This weekend I moved house. No, not the house I’ve lived in for the past five years — my PowerBook. I transferred from a 1GHz 12-inch PowerBook G4 to the new
1.33GHz 12-inch PowerBook G4. It’s got more RAM than the old system, and a bigger hard drive. I’m glad to have the new system.
But it’s not quite as easy to move house in this Mac OS X era. Back in the classic Mac OS time, you could just mount a drive and drag over your files. Those days are long gone. But just because you can’t drag-and-drop your system files anymore doesn’t mean it’s impossible to move your systems.
Since I have reviewed numerous PowerBooks since the advent of Mac OS X, I’ve had to transfer my files back and forth across systems at least a dozen times. The tool I use for the task is Mike Bombich’s excellent
Carbon Copy Cloner.
My clone operation this weekend worked like this: Plug in my new PowerBook, press the power button and immediately hold down the “T” key until the FireWire logo appears on its screen. We’re now in Target Disk Mode, where my new PowerBook has become a FireWire hard drive. I plug it in to my old hard drive, and run Carbon Copy Cloner. The result is a “cloned” copy of my old PowerBook drive on the new system.
I’d like to say that I then rebooted the new system and resumed work, but it’s not that simple. With newer systems, you need to boot off the included system DVD and re-install Mac OS X. (It’s a pretty fast process and the OS X installer only reinstalls files that have changed.) Once that process is done, the system boots with all my information intact, as if I was still using my older PowerBook.
Only a few applications required care and feeding after I cloned my PowerBook. Eudora wanted to know where my attachments folder was.
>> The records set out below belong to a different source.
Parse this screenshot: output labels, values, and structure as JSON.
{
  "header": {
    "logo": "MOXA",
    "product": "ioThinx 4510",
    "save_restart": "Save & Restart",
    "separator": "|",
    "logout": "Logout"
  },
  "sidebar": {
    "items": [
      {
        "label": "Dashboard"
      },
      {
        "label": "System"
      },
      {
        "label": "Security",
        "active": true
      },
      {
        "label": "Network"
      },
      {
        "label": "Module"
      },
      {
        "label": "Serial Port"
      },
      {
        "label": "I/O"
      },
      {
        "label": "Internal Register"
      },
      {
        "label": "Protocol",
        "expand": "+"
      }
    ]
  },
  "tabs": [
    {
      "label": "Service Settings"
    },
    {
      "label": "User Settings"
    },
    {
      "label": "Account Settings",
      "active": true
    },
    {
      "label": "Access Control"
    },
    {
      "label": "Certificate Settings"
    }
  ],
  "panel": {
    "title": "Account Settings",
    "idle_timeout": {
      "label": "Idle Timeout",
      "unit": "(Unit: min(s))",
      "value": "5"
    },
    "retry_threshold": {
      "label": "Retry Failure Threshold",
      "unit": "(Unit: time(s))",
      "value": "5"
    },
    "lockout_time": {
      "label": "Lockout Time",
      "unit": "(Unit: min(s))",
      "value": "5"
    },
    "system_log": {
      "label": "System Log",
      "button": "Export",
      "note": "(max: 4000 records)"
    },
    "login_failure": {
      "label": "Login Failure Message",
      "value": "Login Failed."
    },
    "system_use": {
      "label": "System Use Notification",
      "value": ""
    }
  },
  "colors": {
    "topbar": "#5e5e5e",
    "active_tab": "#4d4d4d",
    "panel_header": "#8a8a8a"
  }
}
Volume Logic wanted me to re-authorize. And of course, I had to re-authorize my iTunes to play my iTunes Music Store files. (Big warning: Before you wipe your old computer’s drive, be sure to de-authorize yourself within iTunes ! Otherwise you risk having your old computer eternally listed as one of your five “active” systems on the iTunes Music Store.) But generally, my applications behaved just as if I had always been running on this 1.33GHz PowerBook.
As for the new system, it sure seems peppy to me. Watch for a complete review and lab-test benchmarks in the near future.